A couple weeks ago I ordered a street hotdog for lunch.
I put ketchup, mustard and relish on it and then I looked around a bit, in search of something else. That's when the guy beside me asked the vendor, "Do you have any mayonnaise?" Relief washed over me. I wanted mayo too—in fact it was the only sauce that really mattered to me—but I was too ashamed to request it myself. This is what happens when you live in a mayo-hostile world.
I love mayonnaise. I love how it's equal parts salty, fatty, and tangy. As a kid I would put a heavy dollop of mayonnaise into my mashed potatoes and it wasn't until I was older I realized other people use sour cream. I've also put it on pizza, and even steak. Hell, last night I was out of dinner options (I'm following a low carb diet) so I ate hardboiled eggs with mayo, which, in essence, is mayo on mayo. The only time I've ever been offended by the presence of mayo was when a white curry professor showed me how to make coronation chicken. Mayo and curry do not make good bedfellows.
Before I continue, let's establish the facts: mayonnaise is a sauce made up of beaten egg yolks, oil, vinegar, and seasoning. According to Slate, it was likely a French creation that dates back as far as the 18th century. Actually those are all the mayo facts I have.
These days, we typically think of mayonnaise as a sandwich spread. But for some of us, its uses are infinite. Mayo is to dry/fried food what Crystal Light is to water, what Pitbull is to a J-Lo song, what lube is to… things that need lubing.
"My fave is mayo on fries," my coworker Kate McKerroll said during a heated Slack debate over the merits of mayo. "The fry is the vessel for the mayo to enter you."
Jessica Pelletier, a Gatineau-based server who is so die-hard she has "mayonnaise" tattooed to her wrist, told me she will often put mayo on her plate and dip a burger into it.

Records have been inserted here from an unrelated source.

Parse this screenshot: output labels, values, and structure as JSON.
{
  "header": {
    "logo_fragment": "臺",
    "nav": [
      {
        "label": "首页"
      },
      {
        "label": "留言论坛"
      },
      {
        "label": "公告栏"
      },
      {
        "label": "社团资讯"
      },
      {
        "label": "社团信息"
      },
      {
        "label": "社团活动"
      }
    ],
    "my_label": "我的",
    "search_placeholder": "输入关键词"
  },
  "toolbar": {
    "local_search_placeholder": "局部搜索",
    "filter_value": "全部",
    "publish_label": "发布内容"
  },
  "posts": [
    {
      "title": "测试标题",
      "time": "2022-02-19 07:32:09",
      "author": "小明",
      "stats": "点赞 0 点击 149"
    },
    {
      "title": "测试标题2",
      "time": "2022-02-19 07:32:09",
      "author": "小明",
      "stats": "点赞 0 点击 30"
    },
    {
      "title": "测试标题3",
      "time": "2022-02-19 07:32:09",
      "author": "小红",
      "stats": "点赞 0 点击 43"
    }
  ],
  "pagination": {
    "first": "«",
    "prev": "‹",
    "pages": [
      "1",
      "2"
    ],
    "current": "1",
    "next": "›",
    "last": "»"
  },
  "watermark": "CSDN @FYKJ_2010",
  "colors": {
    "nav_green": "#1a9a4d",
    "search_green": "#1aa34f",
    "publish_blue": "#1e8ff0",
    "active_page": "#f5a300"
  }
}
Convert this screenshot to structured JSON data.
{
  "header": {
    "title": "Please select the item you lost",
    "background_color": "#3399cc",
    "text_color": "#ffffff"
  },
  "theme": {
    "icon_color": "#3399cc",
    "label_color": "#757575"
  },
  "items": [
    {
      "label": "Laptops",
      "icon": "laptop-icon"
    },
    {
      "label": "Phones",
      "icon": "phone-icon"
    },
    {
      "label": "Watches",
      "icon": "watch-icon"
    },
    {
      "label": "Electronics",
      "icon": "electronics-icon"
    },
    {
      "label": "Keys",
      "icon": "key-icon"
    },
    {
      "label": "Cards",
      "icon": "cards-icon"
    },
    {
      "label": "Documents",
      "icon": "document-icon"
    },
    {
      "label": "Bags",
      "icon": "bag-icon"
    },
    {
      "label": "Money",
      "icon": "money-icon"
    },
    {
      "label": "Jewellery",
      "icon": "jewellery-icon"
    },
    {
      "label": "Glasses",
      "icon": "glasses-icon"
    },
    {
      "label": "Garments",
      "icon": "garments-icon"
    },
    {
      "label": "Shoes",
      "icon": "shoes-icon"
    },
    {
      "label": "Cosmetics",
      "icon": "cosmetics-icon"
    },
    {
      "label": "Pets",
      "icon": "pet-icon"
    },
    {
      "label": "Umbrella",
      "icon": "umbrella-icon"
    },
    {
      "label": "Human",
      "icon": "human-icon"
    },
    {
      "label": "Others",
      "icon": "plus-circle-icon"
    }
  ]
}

Growing up "we always had the massive mayonnaise tub in my fridge and always had a back up in our cupboard," she said, noting her mom fully approved of the tattoo.
Despite our fondness for mayo, it's hard to open up about it. I've fielded enough aghast looks to know that it's just easier to hide my mayo use, at times racing to scoop it into my plate and put the jar back in the fridge before anyone else came into the lunchroom. The anti-mayo crowd are a bunch of judgey dicks.
In fact yesterday's conversation got so intense our socials producer Sasha Kalra actually left the Slack channel. He believes mayo is "gross and uninspiring." "If bland had a flavour it would be mayo," he told me. Others, like VICE staff writer Allison Tierney, are even more dramatic about their "hatred" of mayo, likening it to a phobia that has brought her to tears.
"If it is plain mayo I will gag," she said, noting part of the problem is mayo's esthetic, namely "how it is so globby."
There's even a Reddit thread questioning why Americans hate mayo so much. (When I was in Amsterdam recently, I was given mayo with my schnitzel. Frankly it saved an otherwise inedible dish.)
One thing the critics love to say is they don't like OG mayo, but they're OK with sriracha mayo, wasabi mayo, or spicy sauce in sushi rolls. Hate to break it to you, but mayo by any other name is still mayo. Likewise, aioli, bearnaise, McChicken sauce, tartar sauce, chipotle, and probably a bunch of other delicious crap are also ALL MAYO. And what other condiment could be so versatile?
This mental gymnastics required to separate mayo from other sauces that are primarily comprised of mayo lead me to believe that the true beefs with the sauce have nothing to do with its taste.
Pelletier said she's observed that it's mostly men who hate mayo and she has a theory as to why.
"I think it's like a semen-like sauce; it reminds them of semen, and the creamy texture. They see it and they don't wanna eat it," she said.
She might be right but I also think it's just not "cool" to like mayo. You don't get cred for dousing your food with mayo the way you would with hot sauce, which btw is super overrated. People think it makes you fat (it actually doesn't, carbs and sugar do.) Let's face it: mayo is the Nickelback of condiments. As one fan recently told Daily VICE, there are people who admit they like Nickelback and people who are just liars.
If you're wondering why I'm writing this, I can't say I blame you. But I think my point is: it's time for mayo lovers to come out of the shadows. If there's anything I learned from doing very cursory research on this topic, it's that there are actually more people who love mayo than not. Put mayo wherever the hell you want—some people even use it for hair masks and facials. And one last thing: fuck Miracle Whip.
Follow Manisha on Twitter.